Intelligence information that found its way to the 916th squadron based in Ashdod allowed IDF forces to intercept the vessel off the coast of the Gaza Strip and attempt to detain those on board.
During the course of the interception, naval forces fired warning shots at the boat in an attempt to force it to a stop. However, the two Palestinians on board jumped into the water and managed to make it ashore, which prompted forces to fire on this ship's motor. The motor subsequently caught fire, which spread to the cargo causing the weapons on board to explode.
"We observed the boat approaching from afar and using special sensors which we use to mark and catalogue Palestinian ships entering the southern Gaza Strip, identified it as a suspicious vessel," Maj. Maor told Ynet. "Secondary explosions completely destroyed the ship."

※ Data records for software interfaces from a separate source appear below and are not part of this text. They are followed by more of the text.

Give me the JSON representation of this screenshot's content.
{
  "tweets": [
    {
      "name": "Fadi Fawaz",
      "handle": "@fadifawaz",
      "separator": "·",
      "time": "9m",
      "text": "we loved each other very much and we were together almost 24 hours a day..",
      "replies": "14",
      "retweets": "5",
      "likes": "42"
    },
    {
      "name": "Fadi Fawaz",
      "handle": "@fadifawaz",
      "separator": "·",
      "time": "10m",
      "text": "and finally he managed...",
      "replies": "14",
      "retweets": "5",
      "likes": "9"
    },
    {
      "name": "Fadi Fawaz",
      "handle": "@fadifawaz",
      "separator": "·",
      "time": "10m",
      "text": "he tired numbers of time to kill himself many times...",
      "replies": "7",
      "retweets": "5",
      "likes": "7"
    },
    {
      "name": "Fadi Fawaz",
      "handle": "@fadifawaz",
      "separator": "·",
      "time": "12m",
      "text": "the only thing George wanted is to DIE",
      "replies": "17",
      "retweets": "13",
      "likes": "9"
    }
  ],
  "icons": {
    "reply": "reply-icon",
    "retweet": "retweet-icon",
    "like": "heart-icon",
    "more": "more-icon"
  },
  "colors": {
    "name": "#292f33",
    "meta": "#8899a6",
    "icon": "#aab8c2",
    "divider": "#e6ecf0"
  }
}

The destruction of the ship is the third of its kind conducted by the Navy and the Shin Bet in the last year and a half, which also includes the arrest of several Palestinians who were attempting to smuggle in weapons on Palestinian fishing boats. The Shin Bet has also identified a pattern in which Hamas attempts to smuggle goods from the Sinai into the Gaza Strip to sell and finance the organization.
"The Egyptians have destroyed most of the smuggling tunnels between Rafah and Egypt and as a result, Hamas is being forced to use maritime smuggling routes more," said Maj. Maor, who added, "It is more complicated to operate in the southern Gaza Strip than it is in the north, but the relationship with Egyptian forces is very good and cordial. We maintain dialogue and coordination with them through battalion-level meetings on the beach."
Hamas efforts to smuggle weapons and equipment into the Gaza Strip have occurred both above and below ground. However, since the end of Operation Protective Edge, many smuggling attempts have been foiled due to increased monitoring efforts undertaken by the Ministry of Defense. Raw materials for weapons and tunnels have been discovered in shipments of humanitarian goods.
Additionally, a Ynet report in December revealed a large weapons shipment from ISIS in Sinai to Hamas had been foiled. Most of Hamas' smuggling attempts now mainly involve raw materials for the construction of tunnels and other domestically-produced weapons such as rockets.